== Input data ==

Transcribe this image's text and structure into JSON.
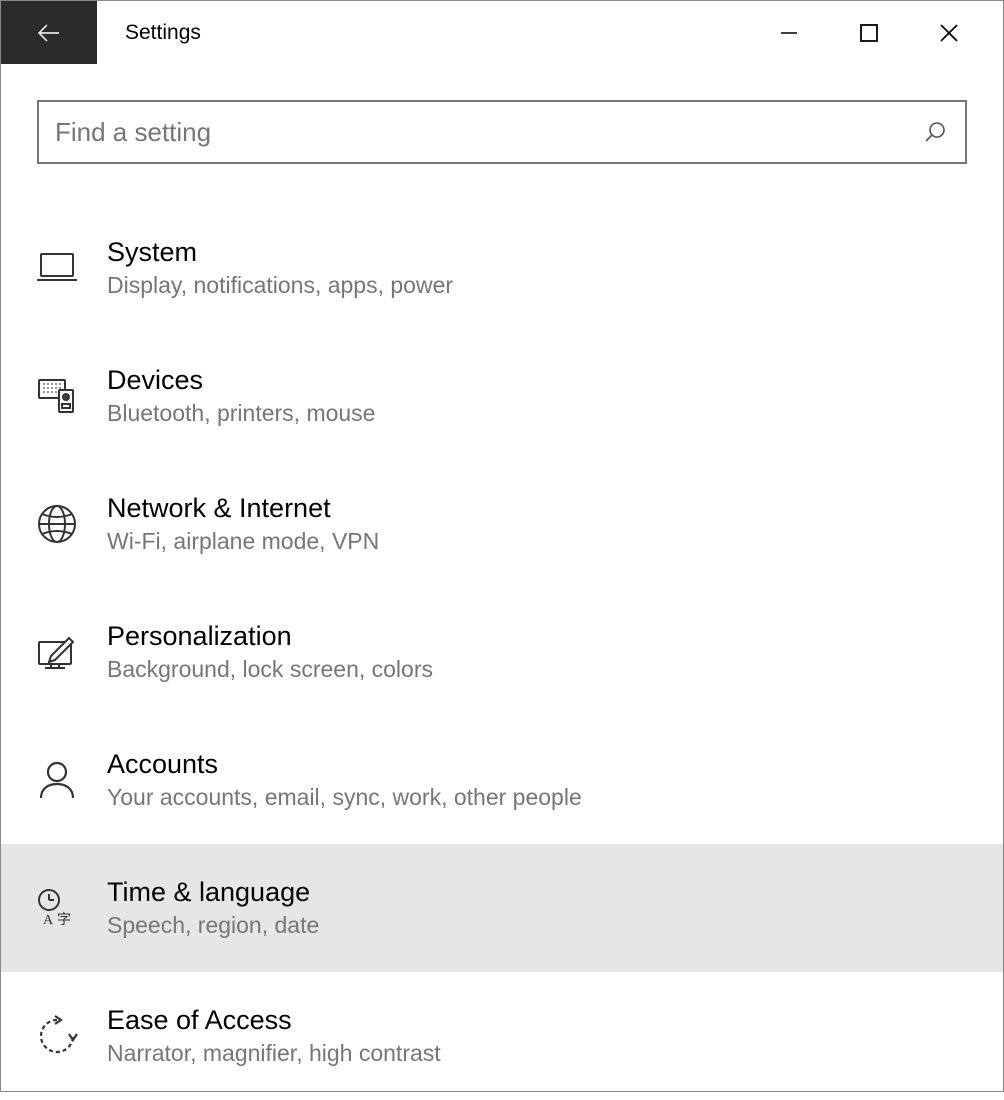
{
  "window": {
    "title": "Settings"
  },
  "search": {
    "placeholder": "Find a setting",
    "value": ""
  },
  "categories": [
    {
      "id": "system",
      "icon": "laptop-icon",
      "title": "System",
      "description": "Display, notifications, apps, power",
      "hovered": false
    },
    {
      "id": "devices",
      "icon": "devices-icon",
      "title": "Devices",
      "description": "Bluetooth, printers, mouse",
      "hovered": false
    },
    {
      "id": "network",
      "icon": "globe-icon",
      "title": "Network & Internet",
      "description": "Wi-Fi, airplane mode, VPN",
      "hovered": false
    },
    {
      "id": "personalization",
      "icon": "personalization-icon",
      "title": "Personalization",
      "description": "Background, lock screen, colors",
      "hovered": false
    },
    {
      "id": "accounts",
      "icon": "person-icon",
      "title": "Accounts",
      "description": "Your accounts, email, sync, work, other people",
      "hovered": false
    },
    {
      "id": "time-language",
      "icon": "time-language-icon",
      "title": "Time & language",
      "description": "Speech, region, date",
      "hovered": true
    },
    {
      "id": "ease-of-access",
      "icon": "ease-of-access-icon",
      "title": "Ease of Access",
      "description": "Narrator, magnifier, high contrast",
      "hovered": false
    }
  ]
}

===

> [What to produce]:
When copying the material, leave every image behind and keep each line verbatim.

> [Result]:
Transcribe this image's text and structure into JSON.
{
  "window": {
    "title": "Settings"
  },
  "search": {
    "placeholder": "Find a setting",
    "value": ""
  },
  "categories": [
    {
      "id": "system",
      "icon": "laptop-icon",
      "title": "System",
      "description": "Display, notifications, apps, power",
      "hovered": false
    },
    {
      "id": "devices",
      "icon": "devices-icon",
      "title": "Devices",
      "description": "Bluetooth, printers, mouse",
      "hovered": false
    },
    {
      "id": "network",
      "icon": "globe-icon",
      "title": "Network & Internet",
      "description": "Wi-Fi, airplane mode, VPN",
      "hovered": false
    },
    {
      "id": "personalization",
      "icon": "personalization-icon",
      "title": "Personalization",
      "description": "Background, lock screen, colors",
      "hovered": false
    },
    {
      "id": "accounts",
      "icon": "person-icon",
      "title": "Accounts",
      "description": "Your accounts, email, sync, work, other people",
      "hovered": false
    },
    {
      "id": "time-language",
      "icon": "time-language-icon",
      "title": "Time & language",
      "description": "Speech, region, date",
      "hovered": true
    },
    {
      "id": "ease-of-access",
      "icon": "ease-of-access-icon",
      "title": "Ease of Access",
      "description": "Narrator, magnifier, high contrast",
      "hovered": false
    }
  ]
}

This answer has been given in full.